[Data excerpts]
┌────────

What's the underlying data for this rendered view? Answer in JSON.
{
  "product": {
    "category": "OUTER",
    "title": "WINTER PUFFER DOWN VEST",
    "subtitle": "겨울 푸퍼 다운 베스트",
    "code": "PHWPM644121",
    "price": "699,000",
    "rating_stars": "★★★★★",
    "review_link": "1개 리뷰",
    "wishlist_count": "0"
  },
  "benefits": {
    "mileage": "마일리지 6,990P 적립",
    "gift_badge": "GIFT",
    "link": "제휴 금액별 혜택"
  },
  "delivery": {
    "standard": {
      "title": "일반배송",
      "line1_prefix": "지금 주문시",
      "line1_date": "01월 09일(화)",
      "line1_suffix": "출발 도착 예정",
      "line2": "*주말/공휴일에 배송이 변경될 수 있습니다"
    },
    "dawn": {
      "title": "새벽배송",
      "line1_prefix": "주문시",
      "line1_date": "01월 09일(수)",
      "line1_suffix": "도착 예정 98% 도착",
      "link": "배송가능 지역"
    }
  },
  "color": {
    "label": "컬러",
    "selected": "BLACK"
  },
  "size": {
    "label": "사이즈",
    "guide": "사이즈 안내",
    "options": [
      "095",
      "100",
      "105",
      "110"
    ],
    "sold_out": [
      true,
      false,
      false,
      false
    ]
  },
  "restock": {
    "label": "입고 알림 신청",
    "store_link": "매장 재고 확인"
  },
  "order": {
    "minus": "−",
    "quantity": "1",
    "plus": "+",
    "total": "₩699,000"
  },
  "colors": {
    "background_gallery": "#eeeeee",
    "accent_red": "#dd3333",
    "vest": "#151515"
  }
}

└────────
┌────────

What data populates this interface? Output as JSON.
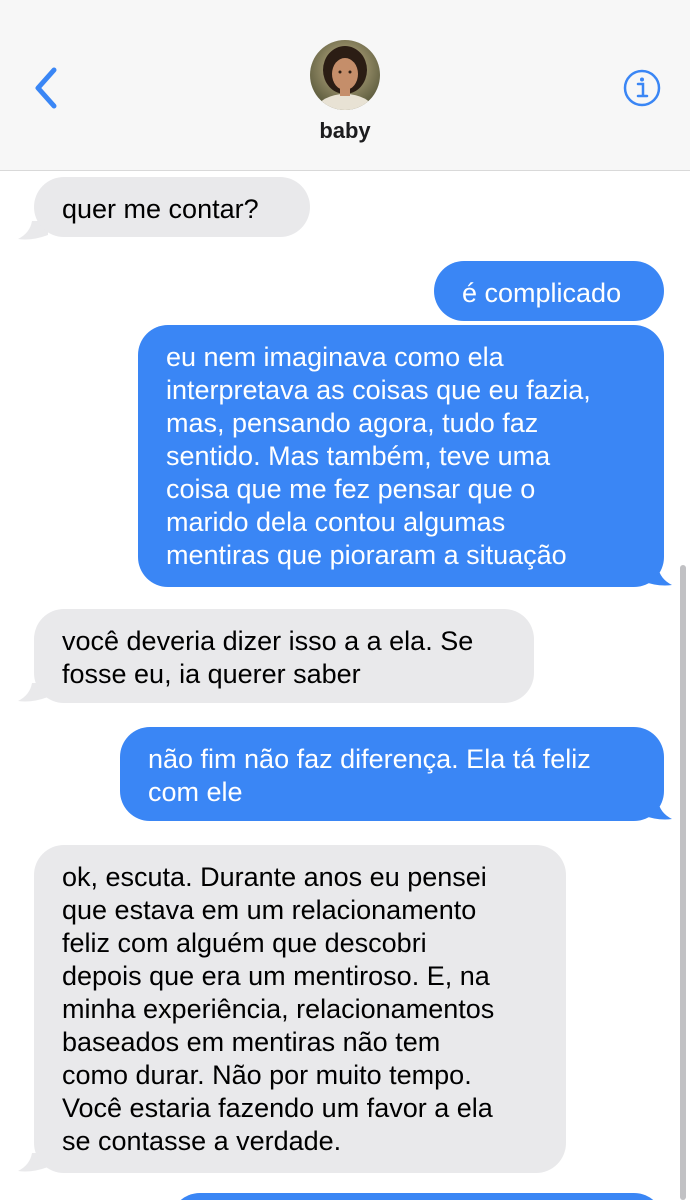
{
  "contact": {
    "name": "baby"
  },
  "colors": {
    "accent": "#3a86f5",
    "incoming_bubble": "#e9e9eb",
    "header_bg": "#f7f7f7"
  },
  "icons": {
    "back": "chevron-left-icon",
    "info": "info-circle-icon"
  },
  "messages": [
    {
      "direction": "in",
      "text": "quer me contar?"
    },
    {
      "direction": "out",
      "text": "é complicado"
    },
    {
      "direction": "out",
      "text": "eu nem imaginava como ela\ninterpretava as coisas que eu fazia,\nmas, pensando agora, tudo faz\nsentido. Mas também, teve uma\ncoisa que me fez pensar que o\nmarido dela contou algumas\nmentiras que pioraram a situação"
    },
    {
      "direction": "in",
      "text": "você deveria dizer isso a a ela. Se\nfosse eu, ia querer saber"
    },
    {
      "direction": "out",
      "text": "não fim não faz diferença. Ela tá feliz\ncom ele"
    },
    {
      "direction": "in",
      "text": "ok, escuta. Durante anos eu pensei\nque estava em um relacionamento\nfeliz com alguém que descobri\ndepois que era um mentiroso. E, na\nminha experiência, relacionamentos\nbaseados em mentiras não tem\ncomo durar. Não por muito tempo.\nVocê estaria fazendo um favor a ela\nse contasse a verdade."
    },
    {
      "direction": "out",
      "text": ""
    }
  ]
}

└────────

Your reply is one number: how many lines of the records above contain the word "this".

2